Simply put, the effects of pollution and climate change do not affect all citizens of the world equally. Think about it: where are the factories, toxic waste dumps, and refineries located in the world? Primarily in areas of poverty and near marginalized communities. And which groups are most affected by fracking, extraction of fossil fuels, and the destruction of forests? People of color, people living in poverty, and indigineous individuals. In fact, according to the Climate Reality Project, Black Americans breathe air with 38% more pollution than Whites and are exposed to 56% more pollution than they cause – while White Americans breathe 17% less pollution than they produce. And who usually wins NIMBY (not in my backyard) fights? Neighborhoods and cities with money who can afford to fight the legal battles that are necessary to stop that petrochemical facility, smelter, or dump.
Just the other day, there was a news article about the Formosa Plastic Group’s plan to build a $9.4 billion plastics manufacturing complex in Louisiana. The state’s governor and those in power support the massive plant, but community groups and environmental organizations say that the complex would pollute a predominantly Black community already overburdened with industrial toxins (see tinyurl.com/PlasticsFactory).
And when the water starts rising from global warming and people are devastated by hurricanes and tsunamis, who will be most impacted and have the least resources to build levies, seawalls, and relocate to higher ground? The poor and the marginalized. Seven of the top ten countries most threatened by and vulnerable to climate change are third-world countries. (see tinyurl.com/10NationsAtRisk).

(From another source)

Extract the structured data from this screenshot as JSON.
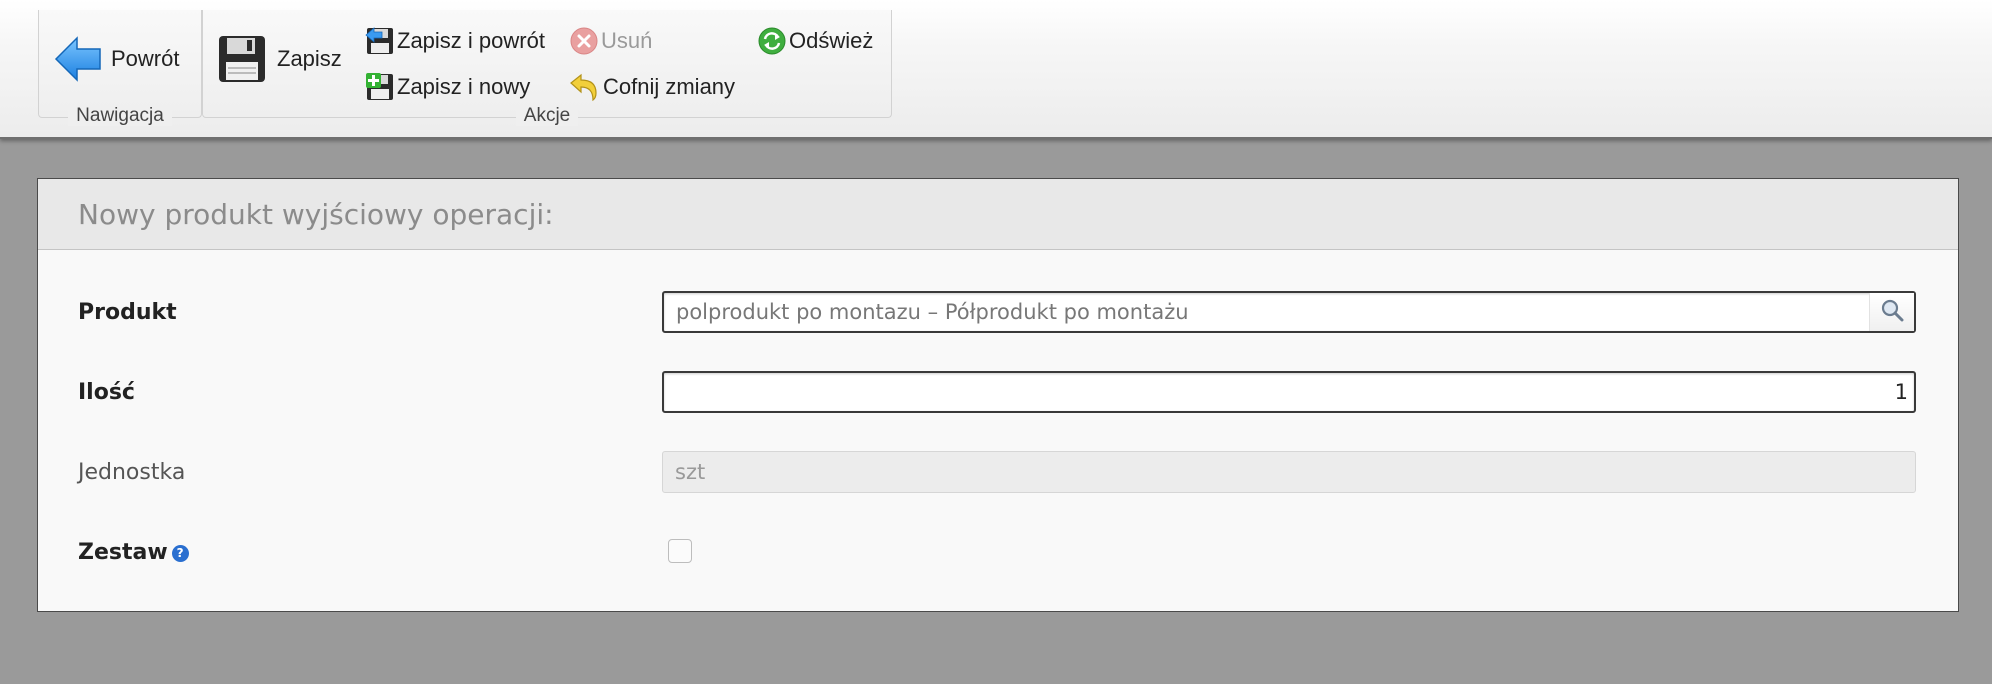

Pope Francis, in Laudato Si, makes it crystal clear that we must not just fight against climate change, but also for climate justice for the least among us:
Today, however, we have to realize that a true ecological approach always becomes a social approach; it must integrate questions of justice in debates on the environment, so as to hear both the cry of the earth and the cry of the poor.
Working together, we can help take care of our common home.